On average, 3.9 pathogens were positive per sample and 85.3% of samples tested positive for at least one. We saw clear trends in the detection rates throughout the sampling period, and across age groups, which shows that they correspond to disease patterns in the population. When we investigated the factors that were associated with pathogen detection and concentration, the importance of air quality was very clear. Both natural ventilation (the opening of windows and doors) and the indoor CO2 concentration were significantly and independently associated with the number of pathogens detected. Both CO2 concentration and air filtration were independently associated with the concentration of detected pathogens. When we looked more closely at a kindergarten, where we placed different air filters in different groups of children, we saw that strong air filters were better at removing pathogens than lighter filters. When we compared the pathogens in the air of community settings to the pathogens found in patients with severe respiratory infections in the same region, we saw a clear association for COVID-19, and a less clear association for Influenza A virus and Enterovirus D68. This suggests that, for some pathogens which tend to cause severe infections, ambient air samples may say something about the disease burden in the population.

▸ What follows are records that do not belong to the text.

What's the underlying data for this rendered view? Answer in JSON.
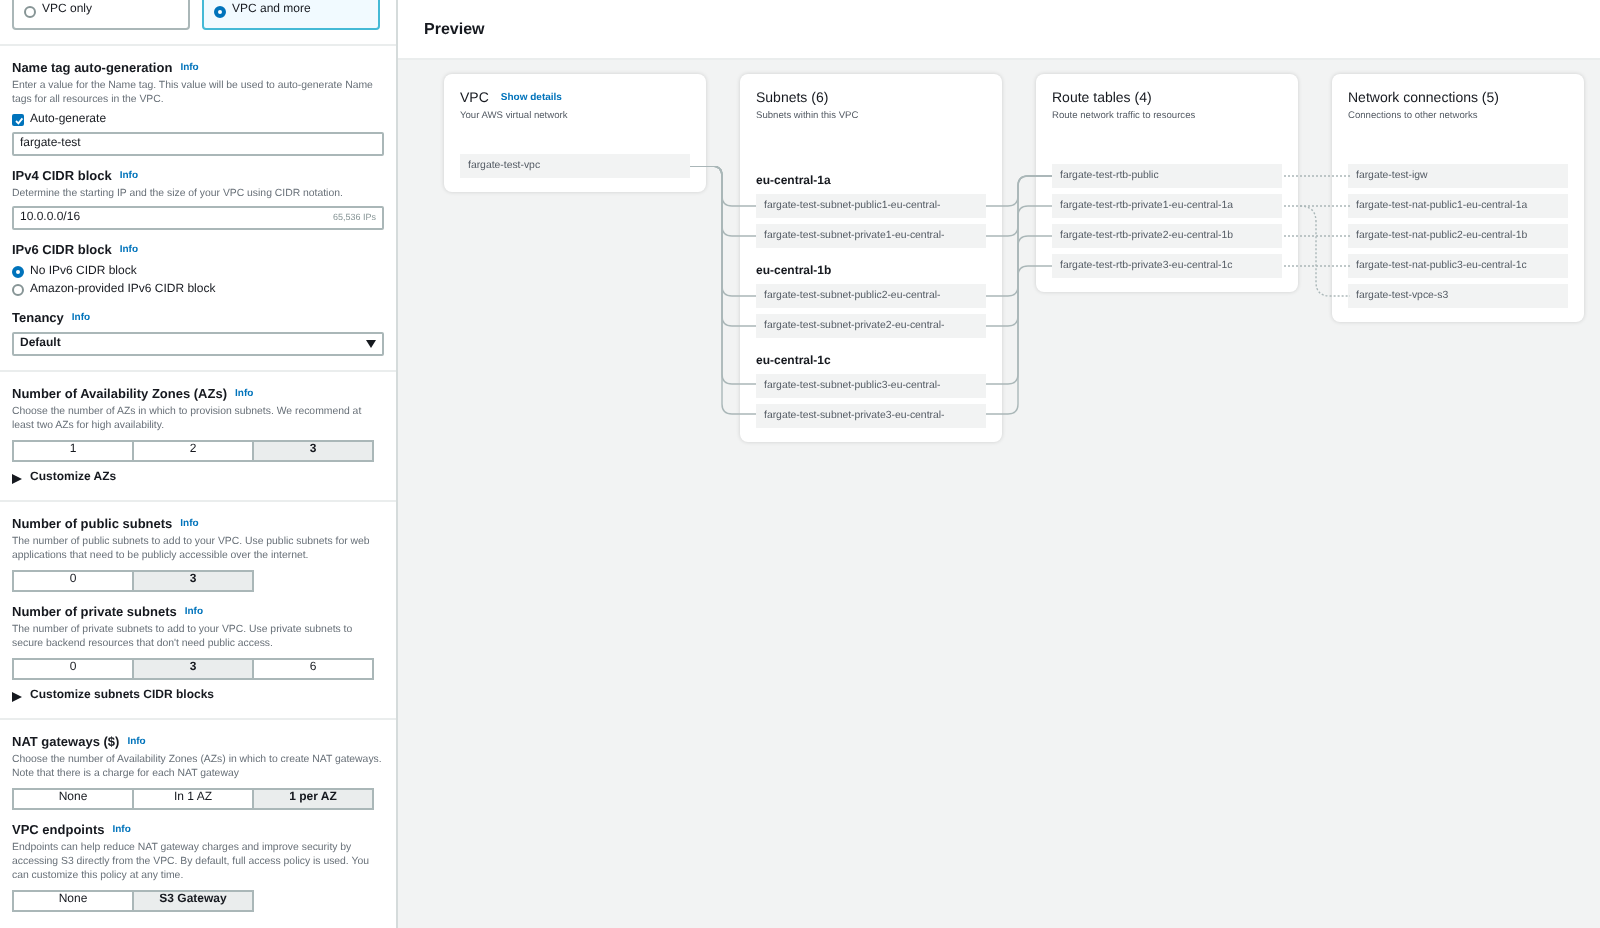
{
  "vpc_type_options": [
    {
      "label": "VPC only",
      "selected": false
    },
    {
      "label": "VPC and more",
      "selected": true
    }
  ],
  "groups": [
    [
      {
        "kind": "text",
        "label": "Name tag auto-generation",
        "info": "Info",
        "description": "Enter a value for the Name tag. This value will be used to auto-generate Name tags for all resources in the VPC.",
        "checkbox": {
          "label": "Auto-generate",
          "checked": true
        },
        "value": "fargate-test"
      },
      {
        "kind": "text",
        "label": "IPv4 CIDR block",
        "info": "Info",
        "description": "Determine the starting IP and the size of your VPC using CIDR notation.",
        "value": "10.0.0.0/16",
        "suffix": "65,536 IPs"
      },
      {
        "kind": "radio",
        "label": "IPv6 CIDR block",
        "info": "Info",
        "options": [
          {
            "label": "No IPv6 CIDR block",
            "selected": true
          },
          {
            "label": "Amazon-provided IPv6 CIDR block",
            "selected": false
          }
        ]
      },
      {
        "kind": "select",
        "label": "Tenancy",
        "info": "Info",
        "value": "Default"
      }
    ],
    [
      {
        "kind": "segmented",
        "label": "Number of Availability Zones (AZs)",
        "info": "Info",
        "description": "Choose the number of AZs in which to provision subnets. We recommend at least two AZs for high availability.",
        "options": [
          {
            "label": "1",
            "selected": false
          },
          {
            "label": "2",
            "selected": false
          },
          {
            "label": "3",
            "selected": true
          }
        ],
        "expander": {
          "label": "Customize AZs",
          "expanded": false
        }
      }
    ],
    [
      {
        "kind": "segmented",
        "label": "Number of public subnets",
        "info": "Info",
        "description": "The number of public subnets to add to your VPC. Use public subnets for web applications that need to be publicly accessible over the internet.",
        "options": [
          {
            "label": "0",
            "selected": false
          },
          {
            "label": "3",
            "selected": true
          }
        ]
      },
      {
        "kind": "segmented",
        "label": "Number of private subnets",
        "info": "Info",
        "description": "The number of private subnets to add to your VPC. Use private subnets to secure backend resources that don't need public access.",
        "options": [
          {
            "label": "0",
            "selected": false
          },
          {
            "label": "3",
            "selected": true
          },
          {
            "label": "6",
            "selected": false
          }
        ],
        "expander": {
          "label": "Customize subnets CIDR blocks",
          "expanded": false
        }
      }
    ],
    [
      {
        "kind": "segmented",
        "label": "NAT gateways ($)",
        "info": "Info",
        "description": "Choose the number of Availability Zones (AZs) in which to create NAT gateways. Note that there is a charge for each NAT gateway",
        "options": [
          {
            "label": "None",
            "selected": false
          },
          {
            "label": "In 1 AZ",
            "selected": false
          },
          {
            "label": "1 per AZ",
            "selected": true
          }
        ]
      },
      {
        "kind": "segmented",
        "label": "VPC endpoints",
        "info": "Info",
        "description": "Endpoints can help reduce NAT gateway charges and improve security by accessing S3 directly from the VPC. By default, full access policy is used. You can customize this policy at any time.",
        "options": [
          {
            "label": "None",
            "selected": false
          },
          {
            "label": "S3 Gateway",
            "selected": true
          }
        ]
      }
    ]
  ],
  "preview": {
    "title": "Preview",
    "cards": [
      {
        "title": "VPC",
        "link": "Show details",
        "subtitle": "Your AWS virtual network",
        "groups": [
          {
            "items": [
              "fargate-test-vpc"
            ]
          }
        ]
      },
      {
        "title": "Subnets (6)",
        "subtitle": "Subnets within this VPC",
        "groups": [
          {
            "heading": "eu-central-1a",
            "items": [
              "fargate-test-subnet-public1-eu-central-",
              "fargate-test-subnet-private1-eu-central-"
            ]
          },
          {
            "heading": "eu-central-1b",
            "items": [
              "fargate-test-subnet-public2-eu-central-",
              "fargate-test-subnet-private2-eu-central-"
            ]
          },
          {
            "heading": "eu-central-1c",
            "items": [
              "fargate-test-subnet-public3-eu-central-",
              "fargate-test-subnet-private3-eu-central-"
            ]
          }
        ]
      },
      {
        "title": "Route tables (4)",
        "subtitle": "Route network traffic to resources",
        "groups": [
          {
            "items": [
              "fargate-test-rtb-public",
              "fargate-test-rtb-private1-eu-central-1a",
              "fargate-test-rtb-private2-eu-central-1b",
              "fargate-test-rtb-private3-eu-central-1c"
            ]
          }
        ]
      },
      {
        "title": "Network connections (5)",
        "subtitle": "Connections to other networks",
        "groups": [
          {
            "items": [
              "fargate-test-igw",
              "fargate-test-nat-public1-eu-central-1a",
              "fargate-test-nat-public2-eu-central-1b",
              "fargate-test-nat-public3-eu-central-1c",
              "fargate-test-vpce-s3"
            ]
          }
        ]
      }
    ]
  }
}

This study helps to interpret ambient air sample results for disease surveillance. It also demonstrates that even a small research team with a bike and a PCR machine can surveil the respiratory pathogens in a community at an affordable cost. Can you imagine what a public health program could achieve with a larger program? In addition, our results support the paramount importance of air quality to reduce the risk of transmission in the community.
As always, our study has many limitations. The main one is that we used PCR instead of culture, which means we may have detected non-infectious pathogens. Also, we did not take respiratory samples from the attendants of our sampling sites, nor did we collect symptom or disease outcome data. These factors limit our ability to make firm conclusions on whether or not we are measuring transmission risk, or make it difficult to compare our methodology to other surveillance methods such as symptomatic screening or sentinel surveillance.
FYI: the banner shows an air sample being taken behind the bar. Perks of the job!